notifications about your content (if your site is hosted on Word-
Press.com, or if you added the right plug-in to a WordPress.
org site). But they certainly won’t get any extra privileges.
However, the situation changes in these special cases:
• If you create a private site (page 397), every reader needs
a subscriber account. Without one, they won’t be able to
see anything on your site.
• If you restrict comments with the “Users must be
registered and logged in to comment” setting on a selfhosted
site, and you don’t allow Facebook or Twitter logins
(page 270), only subscribers can leave comments. This is
a pretty severe restriction, and few sites use it.
• If you add a social plug-in like BuddyPress (http://
buddypress.org), you want to give accounts to as many
people as possible in the hope that they exploit the plugin’s
enhanced features, like sharing content with friends
and chatting in discussion groups. That’ll make your site
feel more like a community.
Adding New People to a Self-Hosted Site
Using the dashboard, you can register new users, one at a time. You supply a few
key details (like a user name, password, and email address), and let your users take
it from there.
Here’s what to do:
1. Choose Users→Add New
2. Choose a good user name for the person you’re inviting..
3. Type in the person’s email address.
WordPress uses that address to send the person important notifications, including
NOTE The emails WordPress sends often end up in an email account’s junk folder, because they contain links.
You may need to tell new users to check their junk mail to find the messages with their WordPress credentials
4. Optionally, specify the person’s first name, last name, and website.
5. Type in a strong password
TIP If a frustrated user arrives at your site but doesn’t know his password, he can click “Lost your password?”
on the login page. WordPress emails him a link that lets him pick a new password.
6. Pick a role from the drop-down list.
7. Click Add New User.
WordPress creates the account, sends a notification email (if you chose the
“Send this password…” option), and takes you to the Users→All Users section
of the dashboard. There, you can review a list of everyone you ever added to
your site. Point to a user name, and you see two straightforward links—use Edit
to change the person’s account info and Delete to remove the account.
Helping Your Peeps Log In
To log into your site, users need to request the login page. That
means that if your site is at http://cantonschool.org, they need
to visit http://cantonschool.org/login. Alternatively, people
can go straight to the dashboard by requesting the wp-admin
page (as in http://cantonschool.org/wp-admin). In that case,
WordPress asks them to log in before they can continue.
If you have a lot of users who haven’t used WordPress before,
you may need to help them find the login or dashboard page.
Here are two good options:
• You can create your own welcome email message that
contains a link to the login page, and send it to everyone.
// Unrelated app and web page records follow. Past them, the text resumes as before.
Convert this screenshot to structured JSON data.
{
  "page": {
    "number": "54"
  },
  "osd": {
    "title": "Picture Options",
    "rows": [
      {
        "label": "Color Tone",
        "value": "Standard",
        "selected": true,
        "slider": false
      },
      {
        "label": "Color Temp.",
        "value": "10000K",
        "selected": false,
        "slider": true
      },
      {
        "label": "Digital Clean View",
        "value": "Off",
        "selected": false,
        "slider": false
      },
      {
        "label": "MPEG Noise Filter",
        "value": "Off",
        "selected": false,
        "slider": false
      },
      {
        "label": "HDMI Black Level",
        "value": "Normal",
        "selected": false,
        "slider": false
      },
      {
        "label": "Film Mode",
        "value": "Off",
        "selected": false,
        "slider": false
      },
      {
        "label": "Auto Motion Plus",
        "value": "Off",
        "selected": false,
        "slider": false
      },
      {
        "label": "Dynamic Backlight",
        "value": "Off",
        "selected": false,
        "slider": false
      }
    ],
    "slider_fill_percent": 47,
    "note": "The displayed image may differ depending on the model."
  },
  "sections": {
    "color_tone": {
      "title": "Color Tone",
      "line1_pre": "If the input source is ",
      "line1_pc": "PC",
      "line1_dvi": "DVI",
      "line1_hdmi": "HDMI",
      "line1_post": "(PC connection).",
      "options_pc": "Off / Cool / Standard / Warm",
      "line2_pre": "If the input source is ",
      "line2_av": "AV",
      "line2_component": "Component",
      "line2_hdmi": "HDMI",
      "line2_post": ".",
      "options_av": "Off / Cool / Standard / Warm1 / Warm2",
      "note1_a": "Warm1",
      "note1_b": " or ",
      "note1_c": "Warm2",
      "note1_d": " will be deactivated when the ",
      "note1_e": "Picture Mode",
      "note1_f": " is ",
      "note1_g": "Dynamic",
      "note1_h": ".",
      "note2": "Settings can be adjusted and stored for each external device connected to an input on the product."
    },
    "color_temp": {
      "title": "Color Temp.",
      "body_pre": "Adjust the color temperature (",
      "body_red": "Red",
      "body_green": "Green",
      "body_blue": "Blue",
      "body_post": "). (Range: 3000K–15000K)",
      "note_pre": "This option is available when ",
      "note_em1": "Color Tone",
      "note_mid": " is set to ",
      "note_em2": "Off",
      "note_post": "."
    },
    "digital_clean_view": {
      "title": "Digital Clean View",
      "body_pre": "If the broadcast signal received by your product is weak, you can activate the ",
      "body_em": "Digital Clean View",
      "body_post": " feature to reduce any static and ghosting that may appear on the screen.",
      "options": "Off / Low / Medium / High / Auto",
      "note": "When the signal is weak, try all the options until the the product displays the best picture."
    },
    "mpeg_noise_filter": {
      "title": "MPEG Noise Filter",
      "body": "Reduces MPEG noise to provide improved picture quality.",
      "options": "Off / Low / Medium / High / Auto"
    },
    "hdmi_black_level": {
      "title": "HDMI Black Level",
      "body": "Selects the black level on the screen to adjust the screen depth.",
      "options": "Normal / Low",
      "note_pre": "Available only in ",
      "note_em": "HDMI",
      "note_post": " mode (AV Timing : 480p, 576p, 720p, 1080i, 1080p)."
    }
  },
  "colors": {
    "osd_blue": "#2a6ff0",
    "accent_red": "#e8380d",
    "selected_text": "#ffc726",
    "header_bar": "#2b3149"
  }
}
Use your favorite email program or get the Email Users
plug-in (http://tinyurl.com/emailusers), which lets you
send a mass email to all your users at once. This plug-in
is a big help if you don’t have their email addresses handy.
• You can add a link that goes to your login page. Put that
link in the main site menu, or add the link to a sidebar
using a Text widget (page 166) or a Custom Menu widget
(page 228). Make sure you give your link some descriptive
text that clearly explains why the person needs to log
in, like “Log in to write your own posts” or “Log in as a
You might want to add one other detail when you add a new user: changing the
name WordPress displays when that person contributes content.
When your site has a single author (you), there’s no reason to attach the author’s
name to every post. But once you have multiple people contributing to your site,
it’s important to distinguish one author’s work from another’s. The standard year
themes (like Twenty Twelve) handle this gracefully: As soon as your site publishes
posts from more than one person, it modifies the text it adds to every post to include
author information, like this:
This entry was posted in Uncategorized by mpm_site_admin. Bookmark the
Ordinarily, WordPress identifies a post author by his user name, which often makes
for a lousy byline. Fortunately, you can choose something more meaningful and